Around here we drag our pasts around like Marley's ghost, because whatever you do, if even one person finds out, everybody knows it. You'd have to move to Alaska to escape it! In Fort Jude people forgive, God knows we all do it every single day, but nobody ever, ever forgets... [loc. 3173]When journalist Dan Carteret discovered that the man he called 'dad' was actually his stepfather, he promised his mother Lucy that he wouldn't look for his real father 'as long as we both shall live'. Now Lucy is dead, and in her jewellery box Dan finds a snapshot of five guys in a Jeep, and a newspaper cutting about a case of spontaneous human combustion (SHC).
Turns out that Fort Jude, Florida -- the small town where Lucy grew up -- is the world capital of SHC. Under the pretext of investigating the phenomenon, Dan heads south and starts talking to whoever'll give him the time of day.
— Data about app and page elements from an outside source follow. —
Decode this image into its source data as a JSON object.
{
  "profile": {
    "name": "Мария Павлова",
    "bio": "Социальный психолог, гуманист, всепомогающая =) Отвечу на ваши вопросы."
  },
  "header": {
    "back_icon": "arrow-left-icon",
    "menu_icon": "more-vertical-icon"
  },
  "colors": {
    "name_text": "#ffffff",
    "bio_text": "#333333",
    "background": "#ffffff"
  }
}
He's quickly identified by the locals as Lucy Carteret's son, and the sleepy town stirs to frenetic life with gossip, confrontation and scandal as decades-old secrets are unearthed, turned over and reignited. Oh, there's fire here still, and not just in people's memories: the past inhabits the present, and the embers are still hot.
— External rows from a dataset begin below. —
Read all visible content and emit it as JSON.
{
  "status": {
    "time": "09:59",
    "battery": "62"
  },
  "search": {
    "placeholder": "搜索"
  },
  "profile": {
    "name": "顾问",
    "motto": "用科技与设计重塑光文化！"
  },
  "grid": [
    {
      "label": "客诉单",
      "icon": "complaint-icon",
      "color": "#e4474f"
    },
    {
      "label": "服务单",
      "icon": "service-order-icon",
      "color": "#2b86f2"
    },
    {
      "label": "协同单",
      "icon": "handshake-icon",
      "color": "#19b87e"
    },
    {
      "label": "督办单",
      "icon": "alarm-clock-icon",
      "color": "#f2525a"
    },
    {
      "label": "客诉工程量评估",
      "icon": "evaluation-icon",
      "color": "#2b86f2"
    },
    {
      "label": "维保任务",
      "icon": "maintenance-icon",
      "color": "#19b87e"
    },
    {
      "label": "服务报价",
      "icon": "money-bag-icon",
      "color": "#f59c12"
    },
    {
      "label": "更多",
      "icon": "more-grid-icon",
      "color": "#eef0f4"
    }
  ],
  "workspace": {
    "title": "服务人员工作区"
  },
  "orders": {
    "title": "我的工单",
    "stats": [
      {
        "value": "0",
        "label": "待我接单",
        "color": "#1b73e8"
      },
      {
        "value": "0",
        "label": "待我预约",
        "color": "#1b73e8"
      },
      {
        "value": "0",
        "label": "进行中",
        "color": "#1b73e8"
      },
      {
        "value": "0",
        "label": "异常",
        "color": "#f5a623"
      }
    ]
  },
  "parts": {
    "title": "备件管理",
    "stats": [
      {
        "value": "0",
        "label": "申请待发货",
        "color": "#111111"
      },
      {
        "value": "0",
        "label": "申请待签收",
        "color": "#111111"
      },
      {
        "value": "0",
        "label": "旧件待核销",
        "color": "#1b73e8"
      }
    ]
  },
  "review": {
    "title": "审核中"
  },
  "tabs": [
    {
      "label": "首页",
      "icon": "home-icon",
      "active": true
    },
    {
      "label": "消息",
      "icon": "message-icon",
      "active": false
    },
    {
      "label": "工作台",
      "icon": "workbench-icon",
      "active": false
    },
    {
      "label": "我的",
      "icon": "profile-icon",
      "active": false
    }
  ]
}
I found Dan one of the less memorable characters in the novel: he's almost a cipher, a chameleon, adopting new roles to nudge old truths out of those he encounters. And Reed is complicit in this, dropping sly authorial hints ("There are, however, things he can't possibly know ... too preoccupied to know that he isnt the only one looking for vestiges of Lucy here, or that the most important item pertaining to Lucy Carteret is not in this hall ...") so that the reader fancies themself ahead of Dan in his quest, yet is still constantly surprised by fragments that fall into place. There are many narrators, some in the first person, some in the third: teenaged Steffy and her faded mother, MIT graduate and professional loner Walker Pike, Bobby Chaplin who's constantly looking for someone to blame, Lorna Archambault who ... isn't at her best.
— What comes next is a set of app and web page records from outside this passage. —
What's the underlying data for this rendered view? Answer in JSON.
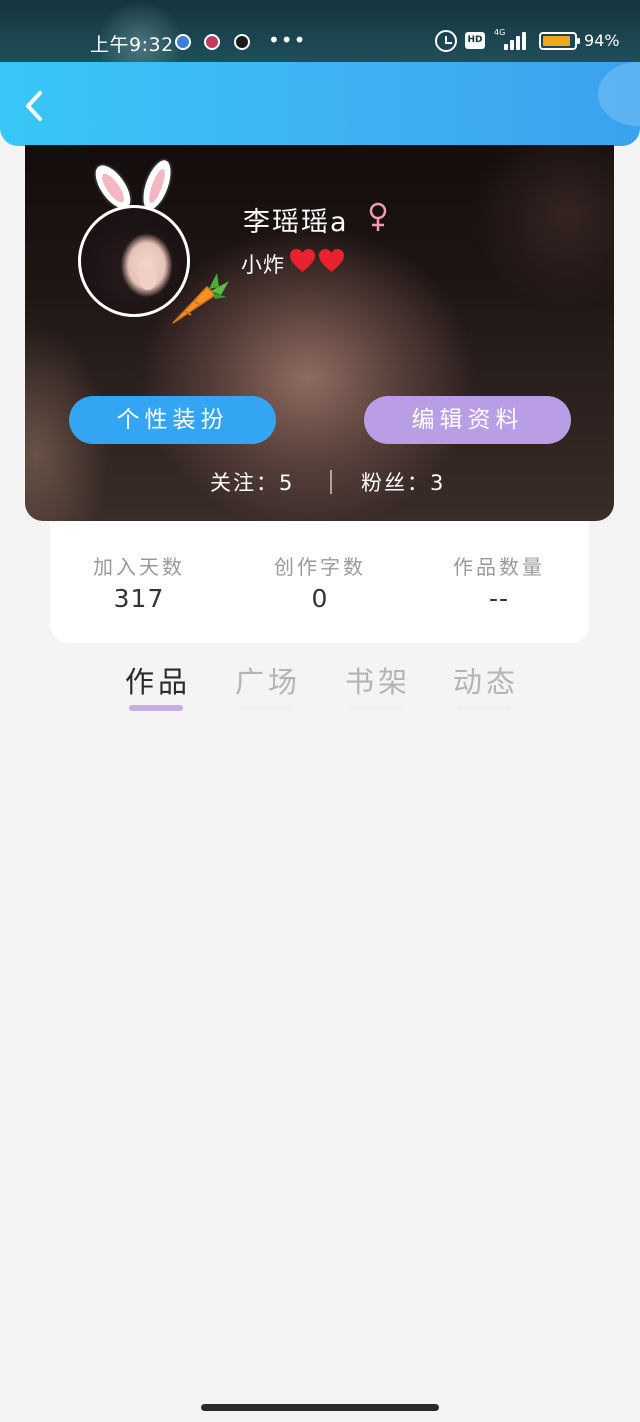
{
  "status_bar": {
    "time": "上午9:32",
    "more": "•••",
    "hd": "HD",
    "network": "4G",
    "battery_pct": "94%",
    "battery_level": 0.94
  },
  "header": {
    "back_icon": "chevron-left-icon",
    "gradient_colors": [
      "#37c7f6",
      "#3aa2ee"
    ]
  },
  "profile": {
    "username": "李瑶瑶a",
    "gender_icon": "female-symbol-icon",
    "bio": "小炸",
    "bio_emoji": [
      "heart-icon",
      "heart-icon"
    ],
    "buttons": {
      "dress_up": "个性装扮",
      "edit_profile": "编辑资料"
    },
    "following": "关注：5",
    "fans": "粉丝：3"
  },
  "stats": [
    {
      "label": "加入天数",
      "value": "317"
    },
    {
      "label": "创作字数",
      "value": "0"
    },
    {
      "label": "作品数量",
      "value": "--"
    }
  ],
  "tabs": [
    {
      "label": "作品",
      "active": true
    },
    {
      "label": "广场",
      "active": false
    },
    {
      "label": "书架",
      "active": false
    },
    {
      "label": "动态",
      "active": false
    }
  ],
  "colors": {
    "dress_up_button": "#33a5f3",
    "edit_button": "#b99ee5",
    "active_tab_indicator": "#c4aee5",
    "gender_icon": "#f19bb0",
    "heart": "#e8232f"
  }
}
Reed's writing is precise and vivid, and she has an eye for cruel detail (the women rushing out when a house catches fire in the middle of the night: "lipstick, of course, but no makeup, we barely had time to comb our hair") and for the uncanny. The sense of humid, oppressive summer nights, something unseen in a derelict house, another accidental fire ... Son of Destruction is a claustrophobic novel, immensely evocative of a kind of Southern Gothic that is primarily urban, and concerned more with class than with race. (Or am I missing subtle cues about the characters? Definitely a possibility here.) It's about Dan's quest to find his father and see "How he will age. Whether he can be happy. What he will become." [loc. 880] It's about what happened to Lucy, and what happened to her grandmother, and how revenge rebounds.